The story didn't end there, because we'd take the damsons back home. My mom would bottle them—and all through the winter we'd have damson pie. In our generation in England, you'd have damson pie for Sunday lunch. You'd get your portion of pie, and as you'd get through it, the pips—the stones in the center of the fruit—would end up in your mouth. You'd take them out and place them on the tablecloth in front of you, and they'd remain on the table before you throughout the meal. Then at the end, you could make a little rhyme:
Rich man, Poor Man
Beggar man, Thief.
We used this around the table to tell our fortunes. Eight men—and you'd count off for each pip you had, stopping when you ran out, looping around to the beginning if you had more than eight. Every single one of the choices would be invite you to have a little imaginative spree. If you had five of these stones, you could think for a few minutes think about being a rich man. And how close you'd come to being a poor man.
And there's another level here—a sexist level—because it was different for girls and for boys. If you were a boy, you would chomp a bit, and it would tell you who you would become later in life. But if you were a girl, when you reeled off this little rhyme, it would only tell you who you were going to marry. When we were kids we wouldn't have seen the feminist aspect of it, that fact that women had different outcomes from men—that women were only defined by marriage, while men were defined by what they did.
This influential little verse had enormous power for me, in part, because of my fear of being accused of stealing. Imagine: My brother and I would thrill ourselves by stealing the damsons when my father ordered us to do it. We'd eat and enjoy them, and what was left over would come out again six months later in bottles, baked in pies. And as we ate we'd end with the rhyme with that accusatory snare-beat: thief. For me, the fear of being called a thief was resurrected again in that moment. The plums came back in a different form, and with them the ghost of the accusation.
There were happy memories associated with it, too. My father had a North London accent—he said thief like feef.
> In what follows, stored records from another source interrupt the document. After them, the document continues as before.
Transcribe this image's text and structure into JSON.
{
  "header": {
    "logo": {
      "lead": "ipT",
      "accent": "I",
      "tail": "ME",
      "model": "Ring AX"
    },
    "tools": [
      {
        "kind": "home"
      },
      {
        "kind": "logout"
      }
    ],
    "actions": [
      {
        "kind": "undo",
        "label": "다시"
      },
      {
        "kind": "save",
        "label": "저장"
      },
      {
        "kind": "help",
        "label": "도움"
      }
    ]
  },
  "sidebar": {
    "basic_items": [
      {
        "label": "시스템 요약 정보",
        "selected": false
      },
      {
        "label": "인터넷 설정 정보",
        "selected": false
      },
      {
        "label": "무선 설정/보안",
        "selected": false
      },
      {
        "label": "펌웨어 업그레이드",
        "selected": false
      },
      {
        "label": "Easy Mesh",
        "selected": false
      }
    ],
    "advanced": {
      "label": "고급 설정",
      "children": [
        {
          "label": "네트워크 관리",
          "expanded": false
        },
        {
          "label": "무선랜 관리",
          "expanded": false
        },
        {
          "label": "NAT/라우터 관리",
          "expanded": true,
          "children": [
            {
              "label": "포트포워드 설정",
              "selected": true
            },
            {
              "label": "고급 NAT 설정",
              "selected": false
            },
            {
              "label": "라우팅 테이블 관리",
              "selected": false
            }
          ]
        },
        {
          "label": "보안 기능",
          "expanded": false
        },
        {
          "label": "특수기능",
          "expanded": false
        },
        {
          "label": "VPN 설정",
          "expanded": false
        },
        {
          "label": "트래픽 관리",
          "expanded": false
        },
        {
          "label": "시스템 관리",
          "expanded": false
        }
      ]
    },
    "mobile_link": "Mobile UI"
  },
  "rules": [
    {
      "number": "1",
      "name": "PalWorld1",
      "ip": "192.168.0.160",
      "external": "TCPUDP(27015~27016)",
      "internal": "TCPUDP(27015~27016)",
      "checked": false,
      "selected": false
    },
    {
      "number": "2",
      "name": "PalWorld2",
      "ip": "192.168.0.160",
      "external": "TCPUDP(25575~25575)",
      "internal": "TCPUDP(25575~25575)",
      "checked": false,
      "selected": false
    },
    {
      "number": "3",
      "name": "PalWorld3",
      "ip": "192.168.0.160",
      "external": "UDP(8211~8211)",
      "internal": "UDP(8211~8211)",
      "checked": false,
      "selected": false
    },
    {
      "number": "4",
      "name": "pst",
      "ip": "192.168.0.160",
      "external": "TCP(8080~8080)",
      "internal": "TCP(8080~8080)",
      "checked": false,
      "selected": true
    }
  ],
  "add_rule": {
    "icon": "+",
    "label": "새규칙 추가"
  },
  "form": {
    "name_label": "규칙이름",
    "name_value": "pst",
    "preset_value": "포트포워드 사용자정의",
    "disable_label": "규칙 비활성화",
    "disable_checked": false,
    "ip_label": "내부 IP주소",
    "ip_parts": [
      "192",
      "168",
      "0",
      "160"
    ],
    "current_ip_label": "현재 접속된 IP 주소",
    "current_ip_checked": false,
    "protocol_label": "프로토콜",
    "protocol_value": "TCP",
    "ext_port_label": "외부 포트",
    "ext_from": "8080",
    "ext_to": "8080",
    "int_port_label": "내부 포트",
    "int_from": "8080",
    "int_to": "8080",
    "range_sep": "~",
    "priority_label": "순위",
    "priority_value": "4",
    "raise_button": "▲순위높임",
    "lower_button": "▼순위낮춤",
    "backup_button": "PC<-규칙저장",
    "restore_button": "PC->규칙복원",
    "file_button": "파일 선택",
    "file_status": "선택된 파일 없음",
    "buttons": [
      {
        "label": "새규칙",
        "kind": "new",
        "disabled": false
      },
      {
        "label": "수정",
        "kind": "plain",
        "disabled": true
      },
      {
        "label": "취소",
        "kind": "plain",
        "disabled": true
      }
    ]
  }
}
My brother and I used to sneak pips into his pile to give him the right amount so that he'd fall on "thief." And we'd laugh ourselves dry—because not only did he become a thief, but he'd mispronounce the word.